The scenery changes from tree-lined and park-like to cut-away hillsides covered with invasive kudzu vines and naturalized mimosa trees. This is the result of the 1990s widening to six lanes plus a raised median, with no replanting done except in the median. Upon reaching Paper Mill Road, the steep climb levels off and heavier local traffic begins, passing Lower Roswell Road at Parkaire and then Roswell Road (Georgia 120 from Marietta), the major crossroads of east Cobb, and one of the county’s most-traveled and most accident-prone intersections. It is also a major retail business district known as Merchants Walk, for its original shopping center. North of here, it becomes residential and goes back to four lanes and a landscaped median, passing Sewell Mill Road, Post Oak Tritt Road, and then coming to Shallowford Road (not the same as another Shallowford Road in Atlanta), which is an east-west arterial road (connecting with Sandy Plains Road and the city of Roswell). This intersection is a retail business district known as Shallowford Falls. The road continues north as a neighborhood street in the Chimney Lakes neighborhood (the location of the actual “Shallowford Falls”), finally ending at Childers Road.
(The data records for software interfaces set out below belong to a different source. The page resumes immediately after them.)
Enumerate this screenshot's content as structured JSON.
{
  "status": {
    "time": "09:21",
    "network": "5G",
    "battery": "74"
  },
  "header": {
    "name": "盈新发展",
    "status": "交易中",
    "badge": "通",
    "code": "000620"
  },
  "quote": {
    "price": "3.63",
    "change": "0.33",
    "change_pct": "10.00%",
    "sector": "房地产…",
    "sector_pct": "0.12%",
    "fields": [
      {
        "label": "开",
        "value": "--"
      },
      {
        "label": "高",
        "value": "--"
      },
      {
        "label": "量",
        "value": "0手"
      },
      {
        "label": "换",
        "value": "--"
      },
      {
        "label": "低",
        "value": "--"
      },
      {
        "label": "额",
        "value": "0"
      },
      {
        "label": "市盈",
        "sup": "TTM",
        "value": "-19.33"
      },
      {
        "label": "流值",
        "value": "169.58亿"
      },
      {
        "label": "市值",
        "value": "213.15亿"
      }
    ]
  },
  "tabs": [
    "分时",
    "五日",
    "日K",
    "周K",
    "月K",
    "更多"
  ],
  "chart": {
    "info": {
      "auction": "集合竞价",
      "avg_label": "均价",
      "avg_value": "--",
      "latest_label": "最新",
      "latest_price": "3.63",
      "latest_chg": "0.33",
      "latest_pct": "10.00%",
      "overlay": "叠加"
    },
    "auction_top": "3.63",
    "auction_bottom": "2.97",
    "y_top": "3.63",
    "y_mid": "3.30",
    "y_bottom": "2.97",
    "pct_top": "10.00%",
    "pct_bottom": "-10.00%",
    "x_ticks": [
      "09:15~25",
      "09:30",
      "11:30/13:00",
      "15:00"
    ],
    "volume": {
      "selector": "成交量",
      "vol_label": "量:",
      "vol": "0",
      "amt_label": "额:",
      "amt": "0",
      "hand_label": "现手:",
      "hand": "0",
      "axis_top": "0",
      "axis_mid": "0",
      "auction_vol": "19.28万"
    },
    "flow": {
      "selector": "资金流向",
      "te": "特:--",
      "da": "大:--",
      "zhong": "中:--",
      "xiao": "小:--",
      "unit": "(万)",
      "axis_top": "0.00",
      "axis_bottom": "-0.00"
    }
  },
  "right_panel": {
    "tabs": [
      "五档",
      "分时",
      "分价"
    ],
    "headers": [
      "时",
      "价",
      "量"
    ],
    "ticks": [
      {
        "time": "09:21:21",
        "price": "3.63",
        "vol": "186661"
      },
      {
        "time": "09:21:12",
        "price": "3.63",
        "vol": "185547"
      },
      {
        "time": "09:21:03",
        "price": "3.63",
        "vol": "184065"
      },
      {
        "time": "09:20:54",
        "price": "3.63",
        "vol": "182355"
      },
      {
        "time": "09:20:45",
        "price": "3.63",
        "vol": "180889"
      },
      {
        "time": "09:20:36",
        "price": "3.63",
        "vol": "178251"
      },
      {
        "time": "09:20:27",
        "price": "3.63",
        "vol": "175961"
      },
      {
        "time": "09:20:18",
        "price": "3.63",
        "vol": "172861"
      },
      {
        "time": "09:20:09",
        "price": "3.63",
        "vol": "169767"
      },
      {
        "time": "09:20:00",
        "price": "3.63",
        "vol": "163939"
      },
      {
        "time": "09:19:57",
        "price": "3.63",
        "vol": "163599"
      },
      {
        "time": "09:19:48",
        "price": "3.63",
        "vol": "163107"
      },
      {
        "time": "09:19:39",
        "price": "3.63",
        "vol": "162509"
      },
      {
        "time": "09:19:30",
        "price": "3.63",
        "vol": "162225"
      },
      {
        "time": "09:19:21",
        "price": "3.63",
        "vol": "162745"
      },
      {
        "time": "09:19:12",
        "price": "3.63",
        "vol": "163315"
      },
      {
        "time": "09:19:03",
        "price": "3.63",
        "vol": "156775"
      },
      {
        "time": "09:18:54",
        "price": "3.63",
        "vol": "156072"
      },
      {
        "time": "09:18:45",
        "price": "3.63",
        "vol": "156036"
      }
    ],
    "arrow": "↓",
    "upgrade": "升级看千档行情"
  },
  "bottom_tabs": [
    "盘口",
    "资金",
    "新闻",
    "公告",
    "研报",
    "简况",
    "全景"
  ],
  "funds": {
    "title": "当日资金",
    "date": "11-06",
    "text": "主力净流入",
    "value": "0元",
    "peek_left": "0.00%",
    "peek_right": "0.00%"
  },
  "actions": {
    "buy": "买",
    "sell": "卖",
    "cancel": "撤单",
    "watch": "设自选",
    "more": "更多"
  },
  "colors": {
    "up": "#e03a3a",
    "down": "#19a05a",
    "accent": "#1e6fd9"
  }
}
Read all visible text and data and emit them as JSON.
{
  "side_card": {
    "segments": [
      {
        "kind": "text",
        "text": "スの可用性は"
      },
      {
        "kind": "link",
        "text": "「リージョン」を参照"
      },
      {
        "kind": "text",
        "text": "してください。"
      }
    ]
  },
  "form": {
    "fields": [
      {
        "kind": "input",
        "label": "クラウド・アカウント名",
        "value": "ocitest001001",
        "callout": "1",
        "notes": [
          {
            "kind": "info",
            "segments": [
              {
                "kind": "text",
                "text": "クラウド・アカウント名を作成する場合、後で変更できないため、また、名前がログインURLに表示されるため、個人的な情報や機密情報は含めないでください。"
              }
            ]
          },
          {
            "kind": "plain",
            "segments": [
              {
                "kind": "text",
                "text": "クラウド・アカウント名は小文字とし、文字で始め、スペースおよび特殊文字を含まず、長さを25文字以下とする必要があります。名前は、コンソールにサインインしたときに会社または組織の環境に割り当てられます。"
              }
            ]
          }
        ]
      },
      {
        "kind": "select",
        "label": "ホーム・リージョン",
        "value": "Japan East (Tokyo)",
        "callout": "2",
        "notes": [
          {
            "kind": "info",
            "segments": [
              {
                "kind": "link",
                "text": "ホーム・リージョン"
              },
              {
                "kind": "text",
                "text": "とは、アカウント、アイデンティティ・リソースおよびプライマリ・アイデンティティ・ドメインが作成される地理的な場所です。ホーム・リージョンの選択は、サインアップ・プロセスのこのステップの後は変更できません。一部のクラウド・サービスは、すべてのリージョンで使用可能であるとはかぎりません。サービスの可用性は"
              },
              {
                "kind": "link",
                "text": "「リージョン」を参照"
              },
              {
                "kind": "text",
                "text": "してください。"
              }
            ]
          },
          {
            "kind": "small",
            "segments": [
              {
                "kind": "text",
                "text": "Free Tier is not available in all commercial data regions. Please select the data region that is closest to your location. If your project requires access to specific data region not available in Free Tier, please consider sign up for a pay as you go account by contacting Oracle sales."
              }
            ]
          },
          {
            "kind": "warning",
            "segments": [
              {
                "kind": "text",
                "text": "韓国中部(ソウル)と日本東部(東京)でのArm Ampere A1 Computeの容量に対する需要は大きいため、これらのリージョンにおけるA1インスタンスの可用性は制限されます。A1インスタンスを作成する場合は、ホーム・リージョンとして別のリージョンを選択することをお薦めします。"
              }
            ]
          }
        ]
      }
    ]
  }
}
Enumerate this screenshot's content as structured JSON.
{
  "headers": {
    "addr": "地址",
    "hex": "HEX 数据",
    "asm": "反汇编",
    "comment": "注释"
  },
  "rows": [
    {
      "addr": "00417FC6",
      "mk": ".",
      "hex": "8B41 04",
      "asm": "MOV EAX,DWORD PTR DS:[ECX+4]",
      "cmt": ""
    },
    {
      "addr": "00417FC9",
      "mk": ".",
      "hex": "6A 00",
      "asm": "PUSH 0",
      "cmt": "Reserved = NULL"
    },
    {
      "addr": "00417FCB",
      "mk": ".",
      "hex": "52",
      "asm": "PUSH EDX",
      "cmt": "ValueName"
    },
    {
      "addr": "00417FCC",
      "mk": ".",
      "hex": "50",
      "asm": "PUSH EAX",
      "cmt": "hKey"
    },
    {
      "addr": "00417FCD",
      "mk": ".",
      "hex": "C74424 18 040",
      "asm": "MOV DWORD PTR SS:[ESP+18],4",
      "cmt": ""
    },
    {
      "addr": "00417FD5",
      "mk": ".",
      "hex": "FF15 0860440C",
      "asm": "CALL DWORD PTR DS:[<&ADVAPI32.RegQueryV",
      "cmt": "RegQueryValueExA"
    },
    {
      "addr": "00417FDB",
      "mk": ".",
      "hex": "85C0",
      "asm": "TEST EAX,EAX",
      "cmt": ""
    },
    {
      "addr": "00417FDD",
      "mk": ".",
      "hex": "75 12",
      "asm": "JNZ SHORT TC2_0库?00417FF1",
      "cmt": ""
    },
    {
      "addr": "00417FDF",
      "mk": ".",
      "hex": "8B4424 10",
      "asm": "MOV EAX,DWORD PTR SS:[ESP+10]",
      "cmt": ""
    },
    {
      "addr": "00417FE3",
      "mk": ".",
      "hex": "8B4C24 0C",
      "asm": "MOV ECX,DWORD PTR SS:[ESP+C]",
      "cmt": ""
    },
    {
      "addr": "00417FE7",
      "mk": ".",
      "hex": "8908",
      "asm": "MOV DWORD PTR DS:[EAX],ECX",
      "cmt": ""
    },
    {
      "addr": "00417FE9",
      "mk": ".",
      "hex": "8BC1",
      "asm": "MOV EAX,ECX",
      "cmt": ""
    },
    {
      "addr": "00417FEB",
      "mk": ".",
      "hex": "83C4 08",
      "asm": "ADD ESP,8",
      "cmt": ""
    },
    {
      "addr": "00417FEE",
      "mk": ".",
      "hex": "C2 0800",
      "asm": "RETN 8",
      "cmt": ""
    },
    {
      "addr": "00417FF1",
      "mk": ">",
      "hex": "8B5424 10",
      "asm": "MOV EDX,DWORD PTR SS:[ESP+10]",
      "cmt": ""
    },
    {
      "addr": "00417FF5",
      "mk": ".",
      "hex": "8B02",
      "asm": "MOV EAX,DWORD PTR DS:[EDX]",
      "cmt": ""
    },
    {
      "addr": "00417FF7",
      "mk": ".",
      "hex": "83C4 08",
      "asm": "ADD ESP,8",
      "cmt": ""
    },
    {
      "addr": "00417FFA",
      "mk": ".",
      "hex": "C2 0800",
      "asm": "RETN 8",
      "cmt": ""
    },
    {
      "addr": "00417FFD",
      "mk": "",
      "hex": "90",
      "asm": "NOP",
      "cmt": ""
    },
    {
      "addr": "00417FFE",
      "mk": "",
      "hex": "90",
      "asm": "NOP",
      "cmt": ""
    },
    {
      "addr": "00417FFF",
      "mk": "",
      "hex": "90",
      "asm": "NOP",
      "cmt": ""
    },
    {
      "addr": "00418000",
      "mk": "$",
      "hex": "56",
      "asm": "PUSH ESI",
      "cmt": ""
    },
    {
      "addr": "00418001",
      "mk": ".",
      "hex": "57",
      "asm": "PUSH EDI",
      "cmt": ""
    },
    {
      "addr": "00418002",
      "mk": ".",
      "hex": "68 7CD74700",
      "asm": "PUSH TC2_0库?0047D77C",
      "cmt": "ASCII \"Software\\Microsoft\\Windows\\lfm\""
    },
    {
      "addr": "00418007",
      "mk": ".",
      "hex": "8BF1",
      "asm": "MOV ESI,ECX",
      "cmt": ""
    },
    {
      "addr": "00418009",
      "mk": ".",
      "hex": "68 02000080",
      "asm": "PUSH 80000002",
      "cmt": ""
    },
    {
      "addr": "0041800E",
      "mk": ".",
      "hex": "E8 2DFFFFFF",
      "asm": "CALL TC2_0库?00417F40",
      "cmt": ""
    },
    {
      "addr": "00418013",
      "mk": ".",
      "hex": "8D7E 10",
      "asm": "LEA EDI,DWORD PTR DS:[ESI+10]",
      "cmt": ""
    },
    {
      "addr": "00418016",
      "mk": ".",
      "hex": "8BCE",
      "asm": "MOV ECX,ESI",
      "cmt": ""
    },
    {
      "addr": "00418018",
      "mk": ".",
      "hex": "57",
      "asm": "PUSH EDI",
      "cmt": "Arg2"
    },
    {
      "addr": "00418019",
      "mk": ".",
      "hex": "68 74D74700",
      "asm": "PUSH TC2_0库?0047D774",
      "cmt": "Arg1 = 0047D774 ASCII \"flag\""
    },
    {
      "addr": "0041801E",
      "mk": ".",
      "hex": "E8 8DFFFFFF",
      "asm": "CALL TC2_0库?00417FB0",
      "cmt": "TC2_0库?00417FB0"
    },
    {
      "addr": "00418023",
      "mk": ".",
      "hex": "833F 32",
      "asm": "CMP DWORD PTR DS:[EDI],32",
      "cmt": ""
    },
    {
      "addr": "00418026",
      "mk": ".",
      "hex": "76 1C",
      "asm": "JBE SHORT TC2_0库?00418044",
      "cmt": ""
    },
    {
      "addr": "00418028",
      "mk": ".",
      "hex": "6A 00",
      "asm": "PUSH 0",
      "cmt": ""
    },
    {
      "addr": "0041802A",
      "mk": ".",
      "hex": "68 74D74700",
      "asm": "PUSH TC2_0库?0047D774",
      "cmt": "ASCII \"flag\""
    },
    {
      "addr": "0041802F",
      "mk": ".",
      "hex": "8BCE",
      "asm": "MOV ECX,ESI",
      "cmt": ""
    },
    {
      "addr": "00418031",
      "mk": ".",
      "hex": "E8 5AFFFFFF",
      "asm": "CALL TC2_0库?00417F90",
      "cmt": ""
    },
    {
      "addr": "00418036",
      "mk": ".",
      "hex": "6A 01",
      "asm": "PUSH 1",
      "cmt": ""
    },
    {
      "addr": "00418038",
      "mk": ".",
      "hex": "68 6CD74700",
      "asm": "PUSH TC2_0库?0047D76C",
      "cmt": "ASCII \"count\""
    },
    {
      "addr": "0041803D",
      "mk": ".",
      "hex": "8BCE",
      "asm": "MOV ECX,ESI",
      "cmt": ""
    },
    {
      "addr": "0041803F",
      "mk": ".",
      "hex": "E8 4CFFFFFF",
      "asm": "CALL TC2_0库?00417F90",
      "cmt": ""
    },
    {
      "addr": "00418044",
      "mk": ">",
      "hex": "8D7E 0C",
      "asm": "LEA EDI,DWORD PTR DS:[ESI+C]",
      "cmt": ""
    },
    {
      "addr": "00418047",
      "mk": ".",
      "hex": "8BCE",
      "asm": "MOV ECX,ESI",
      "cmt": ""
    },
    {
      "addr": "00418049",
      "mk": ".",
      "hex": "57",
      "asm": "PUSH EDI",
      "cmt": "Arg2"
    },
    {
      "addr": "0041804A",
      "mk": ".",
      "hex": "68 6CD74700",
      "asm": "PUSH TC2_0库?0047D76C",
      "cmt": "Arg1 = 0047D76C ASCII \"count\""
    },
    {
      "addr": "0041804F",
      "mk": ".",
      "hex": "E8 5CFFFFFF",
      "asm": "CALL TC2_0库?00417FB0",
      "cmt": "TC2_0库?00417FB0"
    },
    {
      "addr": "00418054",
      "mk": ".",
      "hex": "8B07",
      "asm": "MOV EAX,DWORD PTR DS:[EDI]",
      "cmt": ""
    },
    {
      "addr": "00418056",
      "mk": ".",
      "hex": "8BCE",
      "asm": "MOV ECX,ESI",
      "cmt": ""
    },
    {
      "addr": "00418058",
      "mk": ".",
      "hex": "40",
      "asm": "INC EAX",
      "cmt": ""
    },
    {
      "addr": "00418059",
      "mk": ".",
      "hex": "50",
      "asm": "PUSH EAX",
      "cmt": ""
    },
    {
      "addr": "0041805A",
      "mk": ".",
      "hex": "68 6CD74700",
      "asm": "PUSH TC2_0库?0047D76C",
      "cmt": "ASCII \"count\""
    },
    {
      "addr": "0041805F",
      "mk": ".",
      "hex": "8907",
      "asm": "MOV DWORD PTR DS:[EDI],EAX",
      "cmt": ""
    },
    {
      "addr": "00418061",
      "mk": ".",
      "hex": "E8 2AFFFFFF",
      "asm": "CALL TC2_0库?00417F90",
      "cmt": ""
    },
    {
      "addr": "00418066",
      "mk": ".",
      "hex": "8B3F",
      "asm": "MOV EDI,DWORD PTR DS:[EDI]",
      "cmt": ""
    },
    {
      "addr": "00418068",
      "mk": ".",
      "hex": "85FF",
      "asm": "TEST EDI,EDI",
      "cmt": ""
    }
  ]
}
The Johnson Ferry bridge was widened from four to six lanes in 2013.
From Columns Drive on the northwest riverbank of the Chattahoochee River, southeast to Abernathy Road, and continuing east on Abernathy to Roswell Road (SR 9), the roads have been temporarily designated by GDOT as State Route 947.
This is due to the heavy volume of rush hour traffic traveling this route to get to and from SR 400 and Perimeter Mall, and the failure of Cobb and Fulton counties to come to an agreement on their own, with Fulton at one time timing the traffic lights to cause further morning backups into Cobb.
All but one of the homes along Abernathy were destroyed for widening, but the neighborhoods along the 1¼ miles or two kilometers of Johnson Ferry Road were spared. Johnson Ferry and Abernathy were “broken”, such that they flow directly into each other, and now require a turn at two new intersections to stay straight on the original roads. The bridge at the former ferry location was widened between Columns Drive on the Cobb riverbank to Riverside Drive on the Fulton riverbank, from four lanes to six plus bike lanes, wide sidewalks, and a raised road median.
The adjacent section of the Chattahoochee River National Recreation Area is the Johnson Ferry unit. It runs along the Cobb side of the river, most of it northeast almost to Morgan Falls Dam, and a small section southwest along Columns Drive.
- “Finally, Senator celebrates Johnson Ferry/Abernathy Road widening”. http://www.reporternewspapers.net/. 2013-04-29. Retrieved 2015-11-09. External link in
- “Chattahoochee River National Recreation Area – Johnson Ferry unit – North entrance (U.S. National Park Service)”. Nps.gov. 2010-09-16. Retrieved 2011-12-05.
- “Chattahoochee River National Recreation Area – Johnson Ferry unit – South entrance (U.S. National Park Service)”. Nps.gov. 2010-09-16. Retrieved 2011-12-05.